(Records shown begins)
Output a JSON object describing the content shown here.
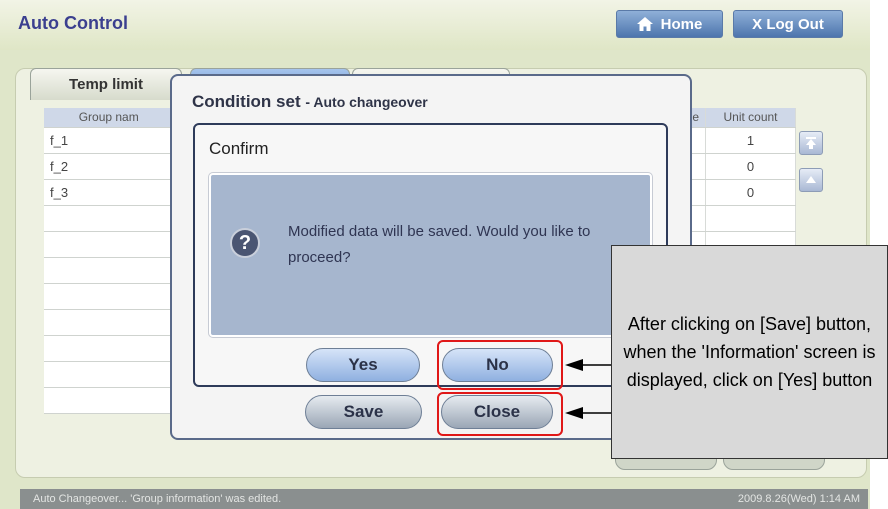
{
  "app": {
    "title": "Auto Control"
  },
  "topbar": {
    "home_label": "Home",
    "logout_label": "X Log Out"
  },
  "tabs": [
    {
      "label": "Temp limit"
    },
    {
      "label": ""
    },
    {
      "label": ""
    }
  ],
  "table": {
    "headers": [
      "Group nam",
      "Unit count"
    ],
    "rows": [
      {
        "group": "f_1",
        "count": "1"
      },
      {
        "group": "f_2",
        "count": "0"
      },
      {
        "group": "f_3",
        "count": "0"
      },
      {
        "group": "",
        "count": ""
      },
      {
        "group": "",
        "count": ""
      },
      {
        "group": "",
        "count": ""
      },
      {
        "group": "",
        "count": ""
      },
      {
        "group": "",
        "count": ""
      },
      {
        "group": "",
        "count": ""
      },
      {
        "group": "",
        "count": ""
      },
      {
        "group": "",
        "count": ""
      }
    ],
    "partial_header": "e"
  },
  "condition_dialog": {
    "title": "Condition set",
    "subtitle": "- Auto changeover",
    "save_label": "Save",
    "close_label": "Close"
  },
  "confirm_dialog": {
    "title": "Confirm",
    "message": "Modified data will be saved.  Would you like to proceed?",
    "yes_label": "Yes",
    "no_label": "No"
  },
  "callout": {
    "text": "After clicking on [Save] button, when the 'Information' screen is displayed, click on [Yes] button"
  },
  "statusbar": {
    "message": "Auto Changeover... 'Group information' was edited.",
    "datetime": "2009.8.26(Wed)  1:14 AM"
  },
  "icons": {
    "home": "home-icon",
    "question": "question-icon",
    "scroll_top": "scroll-top-icon",
    "scroll_up": "scroll-up-icon"
  },
  "colors": {
    "highlight": "#e01818",
    "title": "#3b3f8f"
  }
}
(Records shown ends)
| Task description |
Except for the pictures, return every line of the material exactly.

| Task output |
Output a JSON object describing the content shown here.
{
  "app": {
    "title": "Auto Control"
  },
  "topbar": {
    "home_label": "Home",
    "logout_label": "X Log Out"
  },
  "tabs": [
    {
      "label": "Temp limit"
    },
    {
      "label": ""
    },
    {
      "label": ""
    }
  ],
  "table": {
    "headers": [
      "Group nam",
      "Unit count"
    ],
    "rows": [
      {
        "group": "f_1",
        "count": "1"
      },
      {
        "group": "f_2",
        "count": "0"
      },
      {
        "group": "f_3",
        "count": "0"
      },
      {
        "group": "",
        "count": ""
      },
      {
        "group": "",
        "count": ""
      },
      {
        "group": "",
        "count": ""
      },
      {
        "group": "",
        "count": ""
      },
      {
        "group": "",
        "count": ""
      },
      {
        "group": "",
        "count": ""
      },
      {
        "group": "",
        "count": ""
      },
      {
        "group": "",
        "count": ""
      }
    ],
    "partial_header": "e"
  },
  "condition_dialog": {
    "title": "Condition set",
    "subtitle": "- Auto changeover",
    "save_label": "Save",
    "close_label": "Close"
  },
  "confirm_dialog": {
    "title": "Confirm",
    "message": "Modified data will be saved.  Would you like to proceed?",
    "yes_label": "Yes",
    "no_label": "No"
  },
  "callout": {
    "text": "After clicking on [Save] button, when the 'Information' screen is displayed, click on [Yes] button"
  },
  "statusbar": {
    "message": "Auto Changeover... 'Group information' was edited.",
    "datetime": "2009.8.26(Wed)  1:14 AM"
  },
  "icons": {
    "home": "home-icon",
    "question": "question-icon",
    "scroll_top": "scroll-top-icon",
    "scroll_up": "scroll-up-icon"
  },
  "colors": {
    "highlight": "#e01818",
    "title": "#3b3f8f"
  }
}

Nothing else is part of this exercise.